Task item -
Whenever "tempo" occurs in a line of the material, list that line.

::::

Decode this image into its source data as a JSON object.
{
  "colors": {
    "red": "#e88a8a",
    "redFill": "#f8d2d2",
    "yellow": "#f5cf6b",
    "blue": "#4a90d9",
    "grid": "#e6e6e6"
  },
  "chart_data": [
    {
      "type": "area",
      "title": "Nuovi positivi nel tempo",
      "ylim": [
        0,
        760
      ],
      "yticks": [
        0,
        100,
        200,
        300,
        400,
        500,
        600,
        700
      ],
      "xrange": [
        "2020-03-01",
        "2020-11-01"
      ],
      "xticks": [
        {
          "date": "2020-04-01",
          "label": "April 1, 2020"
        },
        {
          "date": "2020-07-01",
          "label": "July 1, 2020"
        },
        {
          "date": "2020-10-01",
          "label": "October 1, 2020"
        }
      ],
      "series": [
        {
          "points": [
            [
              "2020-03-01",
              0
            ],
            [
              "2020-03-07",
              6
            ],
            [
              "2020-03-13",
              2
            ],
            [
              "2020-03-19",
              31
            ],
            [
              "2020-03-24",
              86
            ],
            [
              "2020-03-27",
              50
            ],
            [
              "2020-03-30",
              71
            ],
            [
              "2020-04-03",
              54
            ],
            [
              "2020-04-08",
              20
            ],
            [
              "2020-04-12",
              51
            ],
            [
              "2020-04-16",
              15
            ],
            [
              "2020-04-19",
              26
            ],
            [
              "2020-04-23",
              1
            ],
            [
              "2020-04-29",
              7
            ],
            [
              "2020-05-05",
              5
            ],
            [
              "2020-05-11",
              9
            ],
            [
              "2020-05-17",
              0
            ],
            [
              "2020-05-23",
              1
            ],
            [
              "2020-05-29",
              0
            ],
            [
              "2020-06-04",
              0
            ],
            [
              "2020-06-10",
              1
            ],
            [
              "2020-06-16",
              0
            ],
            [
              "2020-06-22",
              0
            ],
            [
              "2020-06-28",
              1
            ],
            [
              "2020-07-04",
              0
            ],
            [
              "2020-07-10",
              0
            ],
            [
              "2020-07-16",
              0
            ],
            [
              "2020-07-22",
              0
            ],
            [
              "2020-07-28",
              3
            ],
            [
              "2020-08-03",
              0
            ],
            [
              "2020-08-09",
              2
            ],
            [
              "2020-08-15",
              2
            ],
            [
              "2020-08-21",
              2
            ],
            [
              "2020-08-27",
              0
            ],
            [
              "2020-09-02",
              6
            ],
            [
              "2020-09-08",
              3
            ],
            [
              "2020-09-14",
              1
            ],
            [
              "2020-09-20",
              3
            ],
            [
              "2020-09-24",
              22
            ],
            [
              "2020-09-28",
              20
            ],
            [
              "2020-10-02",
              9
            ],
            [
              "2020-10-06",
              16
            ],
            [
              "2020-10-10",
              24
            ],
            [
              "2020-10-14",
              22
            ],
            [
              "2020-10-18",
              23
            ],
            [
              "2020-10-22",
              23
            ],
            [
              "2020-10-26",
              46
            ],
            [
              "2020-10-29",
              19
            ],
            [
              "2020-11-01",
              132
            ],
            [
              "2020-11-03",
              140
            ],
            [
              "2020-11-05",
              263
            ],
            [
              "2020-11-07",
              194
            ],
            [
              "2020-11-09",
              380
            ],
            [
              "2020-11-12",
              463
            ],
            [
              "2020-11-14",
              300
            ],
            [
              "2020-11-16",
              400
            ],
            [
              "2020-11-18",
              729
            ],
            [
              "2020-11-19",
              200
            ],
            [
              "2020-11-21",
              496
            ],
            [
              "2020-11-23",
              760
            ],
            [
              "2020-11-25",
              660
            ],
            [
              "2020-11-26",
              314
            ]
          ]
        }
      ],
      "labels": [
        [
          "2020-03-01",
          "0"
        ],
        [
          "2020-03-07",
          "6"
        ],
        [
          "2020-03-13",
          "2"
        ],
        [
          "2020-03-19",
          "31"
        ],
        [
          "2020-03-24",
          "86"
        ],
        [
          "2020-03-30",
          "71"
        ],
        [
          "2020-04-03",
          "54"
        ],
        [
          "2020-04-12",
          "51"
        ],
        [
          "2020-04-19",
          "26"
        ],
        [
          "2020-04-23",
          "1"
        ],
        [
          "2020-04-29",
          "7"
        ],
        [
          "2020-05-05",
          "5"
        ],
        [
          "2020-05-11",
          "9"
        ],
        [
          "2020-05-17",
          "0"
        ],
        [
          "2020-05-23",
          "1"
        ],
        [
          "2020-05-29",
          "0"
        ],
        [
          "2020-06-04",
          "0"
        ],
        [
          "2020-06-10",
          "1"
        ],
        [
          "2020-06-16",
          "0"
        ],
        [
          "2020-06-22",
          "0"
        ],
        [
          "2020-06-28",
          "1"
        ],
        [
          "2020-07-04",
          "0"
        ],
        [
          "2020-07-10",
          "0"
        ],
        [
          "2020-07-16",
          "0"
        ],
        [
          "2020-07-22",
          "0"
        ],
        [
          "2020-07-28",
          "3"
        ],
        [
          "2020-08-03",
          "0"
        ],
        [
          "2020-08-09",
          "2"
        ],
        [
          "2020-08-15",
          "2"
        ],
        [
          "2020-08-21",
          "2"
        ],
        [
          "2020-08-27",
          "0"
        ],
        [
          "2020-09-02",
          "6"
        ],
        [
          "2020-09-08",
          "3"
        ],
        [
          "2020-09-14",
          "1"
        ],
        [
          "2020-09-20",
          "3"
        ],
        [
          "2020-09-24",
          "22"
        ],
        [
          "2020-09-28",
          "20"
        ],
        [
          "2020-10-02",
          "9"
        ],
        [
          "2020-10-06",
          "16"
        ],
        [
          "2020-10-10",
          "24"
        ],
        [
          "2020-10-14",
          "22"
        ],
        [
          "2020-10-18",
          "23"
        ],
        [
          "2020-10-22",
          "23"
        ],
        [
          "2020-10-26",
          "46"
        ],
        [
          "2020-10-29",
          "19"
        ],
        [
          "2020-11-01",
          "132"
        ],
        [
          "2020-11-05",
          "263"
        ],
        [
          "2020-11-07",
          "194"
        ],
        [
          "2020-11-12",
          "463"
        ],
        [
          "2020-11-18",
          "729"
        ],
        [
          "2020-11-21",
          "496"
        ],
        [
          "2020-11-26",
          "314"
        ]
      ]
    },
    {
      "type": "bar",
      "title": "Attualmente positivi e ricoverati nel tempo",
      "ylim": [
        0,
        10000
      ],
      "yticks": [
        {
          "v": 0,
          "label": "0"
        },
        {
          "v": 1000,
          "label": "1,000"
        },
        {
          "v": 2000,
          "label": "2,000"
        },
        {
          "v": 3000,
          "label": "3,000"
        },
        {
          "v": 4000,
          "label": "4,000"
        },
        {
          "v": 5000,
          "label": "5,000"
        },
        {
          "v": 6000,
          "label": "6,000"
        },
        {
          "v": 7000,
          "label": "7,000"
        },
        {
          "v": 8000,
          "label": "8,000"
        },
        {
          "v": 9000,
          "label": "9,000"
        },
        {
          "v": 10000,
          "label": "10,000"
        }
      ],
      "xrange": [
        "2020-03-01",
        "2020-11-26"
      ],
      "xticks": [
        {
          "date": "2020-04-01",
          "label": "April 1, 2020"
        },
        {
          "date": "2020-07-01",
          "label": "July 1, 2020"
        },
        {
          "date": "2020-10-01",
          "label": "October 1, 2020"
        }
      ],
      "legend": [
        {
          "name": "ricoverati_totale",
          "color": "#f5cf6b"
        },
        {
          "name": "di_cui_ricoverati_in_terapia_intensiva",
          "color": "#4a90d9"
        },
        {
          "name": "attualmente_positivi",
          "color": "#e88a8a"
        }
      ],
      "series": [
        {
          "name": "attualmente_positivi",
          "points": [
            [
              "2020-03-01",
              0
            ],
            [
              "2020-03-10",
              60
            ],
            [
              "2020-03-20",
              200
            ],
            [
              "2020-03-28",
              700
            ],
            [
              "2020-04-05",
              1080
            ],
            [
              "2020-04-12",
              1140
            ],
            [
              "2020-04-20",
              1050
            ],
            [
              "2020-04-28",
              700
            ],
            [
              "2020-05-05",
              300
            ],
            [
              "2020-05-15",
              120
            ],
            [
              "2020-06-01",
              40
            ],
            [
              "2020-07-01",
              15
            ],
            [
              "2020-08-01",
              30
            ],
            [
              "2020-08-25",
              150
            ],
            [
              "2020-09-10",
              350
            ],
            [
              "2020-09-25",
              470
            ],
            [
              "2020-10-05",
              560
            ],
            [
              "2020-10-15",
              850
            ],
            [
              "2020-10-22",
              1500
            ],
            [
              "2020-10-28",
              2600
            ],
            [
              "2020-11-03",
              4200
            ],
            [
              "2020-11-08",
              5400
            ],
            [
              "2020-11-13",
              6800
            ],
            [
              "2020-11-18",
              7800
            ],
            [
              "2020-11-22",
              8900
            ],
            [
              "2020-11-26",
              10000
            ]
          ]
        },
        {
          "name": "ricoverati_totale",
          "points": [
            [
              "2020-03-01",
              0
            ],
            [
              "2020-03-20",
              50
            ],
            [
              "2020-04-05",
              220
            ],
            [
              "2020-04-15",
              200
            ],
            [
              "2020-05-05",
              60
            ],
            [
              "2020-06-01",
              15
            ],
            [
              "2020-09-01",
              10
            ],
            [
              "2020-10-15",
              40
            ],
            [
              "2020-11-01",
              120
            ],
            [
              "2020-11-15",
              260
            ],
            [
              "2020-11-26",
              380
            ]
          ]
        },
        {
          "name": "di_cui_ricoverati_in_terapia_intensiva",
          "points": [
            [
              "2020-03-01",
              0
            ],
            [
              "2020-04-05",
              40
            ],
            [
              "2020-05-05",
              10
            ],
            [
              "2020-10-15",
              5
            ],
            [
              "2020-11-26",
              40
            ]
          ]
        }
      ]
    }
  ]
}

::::

Response box -
      "title": "Nuovi positivi nel tempo",
      "title": "Attualmente positivi e ricoverati nel tempo",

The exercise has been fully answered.